Would you work out how many of the lines below hold "title" and reply with nothing but the number?

*** Data provided

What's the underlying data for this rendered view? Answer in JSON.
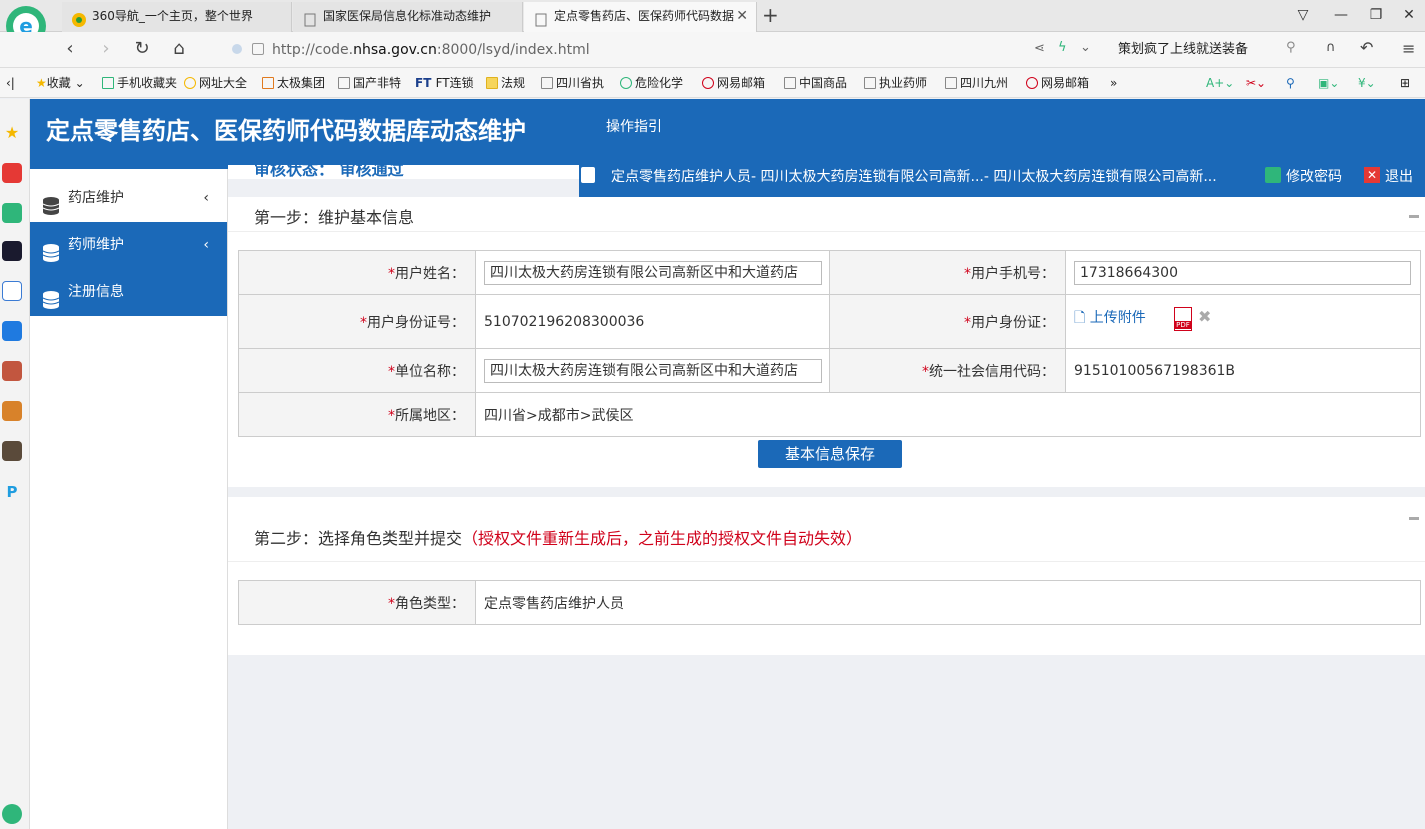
{
  "browser": {
    "tabs": [
      {
        "label": "360导航_一个主页，整个世界"
      },
      {
        "label": "国家医保局信息化标准动态维护"
      },
      {
        "label": "定点零售药店、医保药师代码数据"
      }
    ],
    "url_prefix": "http://code.",
    "url_host": "nhsa.gov.cn",
    "url_suffix": ":8000/lsyd/index.html",
    "search_text": "策划疯了上线就送装备",
    "bookmarks": [
      "收藏",
      "手机收藏夹",
      "网址大全",
      "太极集团",
      "国产非特",
      "FT连锁",
      "法规",
      "四川省执",
      "危险化学",
      "网易邮箱",
      "中国商品",
      "执业药师",
      "四川九州",
      "网易邮箱",
      "»"
    ]
  },
  "header": {
    "title": "定点零售药店、医保药师代码数据库动态维护",
    "guide": "操作指引",
    "user": "定点零售药店维护人员- 四川太极大药房连锁有限公司高新...- 四川太极大药房连锁有限公司高新...",
    "change_password": "修改密码",
    "logout": "退出"
  },
  "nav": {
    "items": [
      {
        "label": "药店维护"
      },
      {
        "label": "药师维护"
      },
      {
        "label": "注册信息"
      }
    ]
  },
  "status_partial": "审核状态：  审核通过",
  "step1": {
    "title": "第一步：维护基本信息",
    "user_name_label": "用户姓名：",
    "user_name_value": "四川太极大药房连锁有限公司高新区中和大道药店",
    "phone_label": "用户手机号：",
    "phone_value": "17318664300",
    "id_label": "用户身份证号：",
    "id_value": "510702196208300036",
    "id_card_label": "用户身份证：",
    "upload_label": "上传附件",
    "pdf_label": "PDF",
    "org_label": "单位名称：",
    "org_value": "四川太极大药房连锁有限公司高新区中和大道药店",
    "credit_label": "统一社会信用代码：",
    "credit_value": "91510100567198361B",
    "region_label": "所属地区：",
    "region_value": "四川省>成都市>武侯区",
    "save_button": "基本信息保存"
  },
  "step2": {
    "title": "第二步：选择角色类型并提交",
    "warning": "（授权文件重新生成后，之前生成的授权文件自动失效）",
    "role_label": "角色类型：",
    "role_value": "定点零售药店维护人员"
  },
  "required_mark": "*",
  "colors": {
    "primary": "#1b69b8",
    "required": "#d0021b"
  }
}
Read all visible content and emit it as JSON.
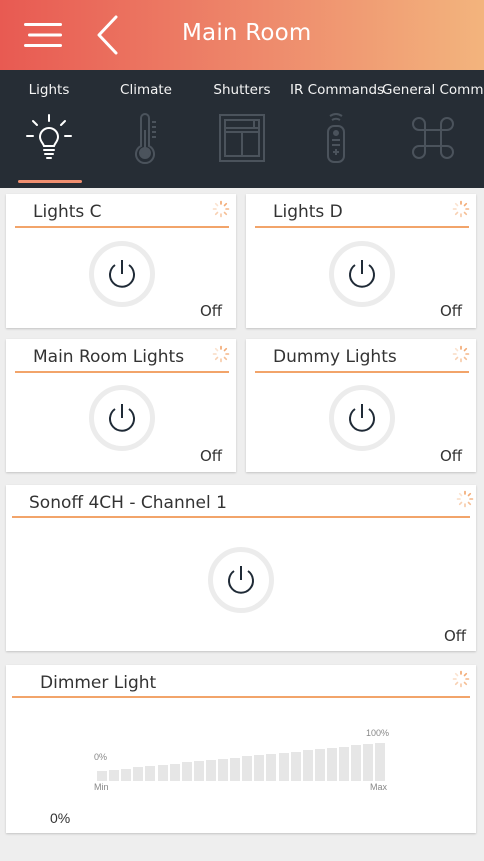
{
  "header": {
    "title": "Main Room",
    "bg_colors": [
      "#e85a52",
      "#f3b47d"
    ]
  },
  "tabs": [
    {
      "label": "Lights",
      "icon": "lightbulb-icon",
      "active": true
    },
    {
      "label": "Climate",
      "icon": "thermometer-icon"
    },
    {
      "label": "Shutters",
      "icon": "window-shutter-icon"
    },
    {
      "label": "IR Commands",
      "icon": "remote-control-icon"
    },
    {
      "label": "General Commands",
      "icon": "command-key-icon"
    }
  ],
  "cards": [
    {
      "title": "Lights C",
      "state": "Off"
    },
    {
      "title": "Lights D",
      "state": "Off"
    },
    {
      "title": "Main Room Lights",
      "state": "Off"
    },
    {
      "title": "Dummy Lights",
      "state": "Off"
    },
    {
      "title": "Sonoff 4CH - Channel 1",
      "state": "Off"
    }
  ],
  "dimmer": {
    "title": "Dimmer Light",
    "min_label": "Min",
    "max_label": "Max",
    "zero_label": "0%",
    "hundred_label": "100%",
    "value": "0%",
    "level": 0
  },
  "colors": {
    "accent": "#f2a46a",
    "tab_bg": "#262d35",
    "power_stroke": "#1f2a36"
  }
}
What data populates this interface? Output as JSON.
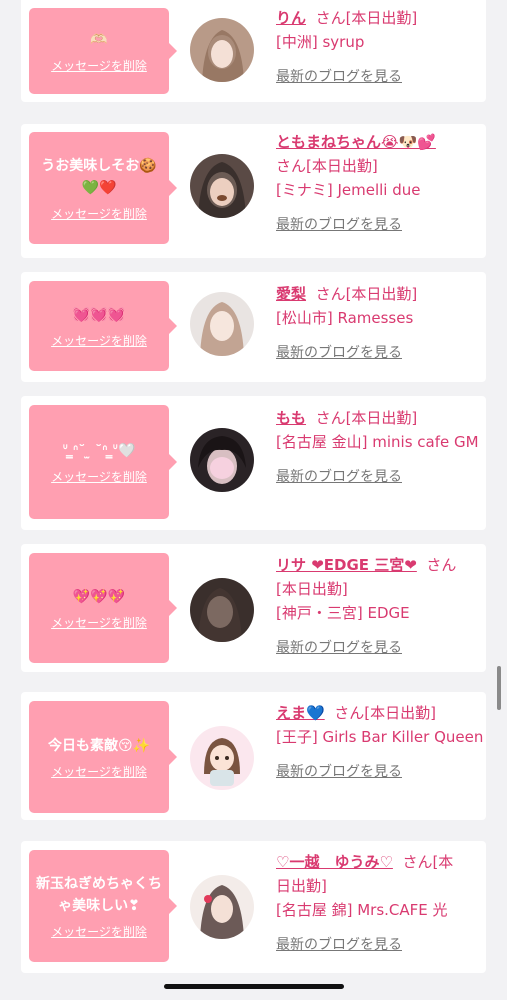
{
  "delete_label": "メッセージを削除",
  "blog_label": "最新のブログを見る",
  "san": "さん",
  "status": "[本日出勤]",
  "cards": [
    {
      "message": "🫶🏻",
      "name": "りん",
      "line1": "さん[本日出勤]",
      "shop": "[中洲] syrup"
    },
    {
      "message": "うお美味しそお🍪💚❤️",
      "name": "ともまねちゃん😭🐶💕",
      "line1": "さん[本日出勤]",
      "shop": "[ミナミ] Jemelli due"
    },
    {
      "message": "💓💓💓",
      "name": "愛梨",
      "line1": "さん[本日出勤]",
      "shop": "[松山市] Ramesses"
    },
    {
      "message": "ᐡ ̳ᐢ˘ ̫ ˘ᐢ ̳ᐡ🤍",
      "name": "もも",
      "line1": "さん[本日出勤]",
      "shop": "[名古屋 金山] minis cafe GM"
    },
    {
      "message": "💖💖💖",
      "name": "リサ ❤EDGE 三宮❤",
      "line1": "さん",
      "line2": "[本日出勤]",
      "shop": "[神戸・三宮] EDGE"
    },
    {
      "message": "今日も素敵😚✨",
      "name": "えま💙",
      "line1": "さん[本日出勤]",
      "shop": "[王子] Girls Bar Killer Queen"
    },
    {
      "message": "新玉ねぎめちゃくちゃ美味しい❣",
      "name": "♡一越　ゆうみ♡",
      "line1": "さん[本",
      "line2": "日出勤]",
      "shop": "[名古屋 錦] Mrs.CAFE 光"
    }
  ],
  "colors": {
    "accent": "#d93a70",
    "bubble": "#ff9fb1",
    "background": "#f2f2f4"
  }
}
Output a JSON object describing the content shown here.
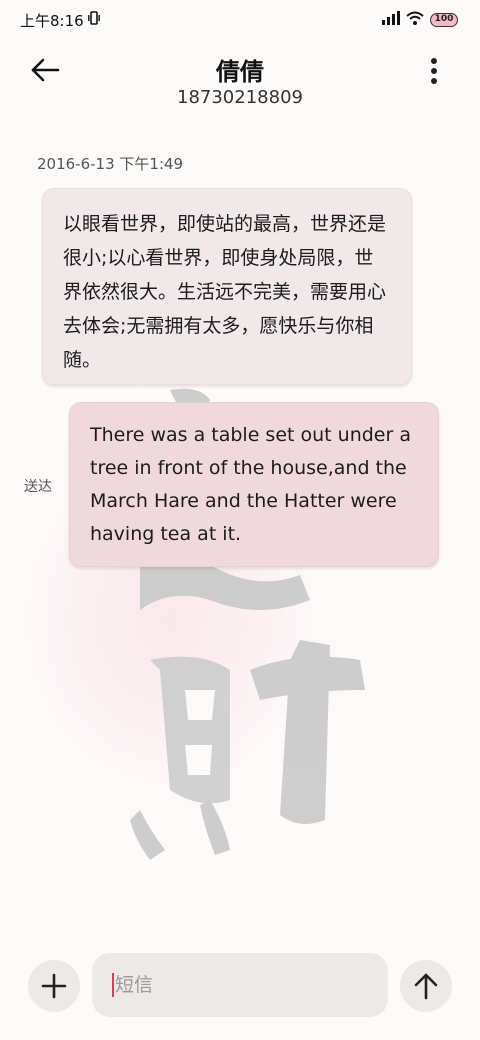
{
  "status_bar": {
    "time": "上午8:16",
    "battery": "100",
    "icons": [
      "vibrate-icon",
      "signal-icon",
      "wifi-icon",
      "battery-icon"
    ]
  },
  "header": {
    "contact_name": "倩倩",
    "contact_number": "18730218809",
    "back_icon": "arrow-left-icon",
    "more_icon": "more-vertical-icon"
  },
  "conversation": {
    "timestamp": "2016-6-13 下午1:49",
    "messages": [
      {
        "direction": "received",
        "text": "以眼看世界，即使站的最高，世界还是很小;以心看世界，即使身处局限，世界依然很大。生活远不完美，需要用心去体会;无需拥有太多，愿快乐与你相随。"
      },
      {
        "direction": "sent",
        "text": "There was a table set out under a tree in front of the house,and the March Hare and the Hatter were having tea at it.",
        "status": "送达"
      }
    ]
  },
  "composer": {
    "placeholder": "短信",
    "value": "",
    "add_icon": "plus-icon",
    "send_icon": "arrow-up-icon"
  },
  "colors": {
    "received_bubble": "#f1e9e9",
    "sent_bubble": "#f0d9dd",
    "caret": "#e03a5a"
  }
}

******

* **Answer area**: 10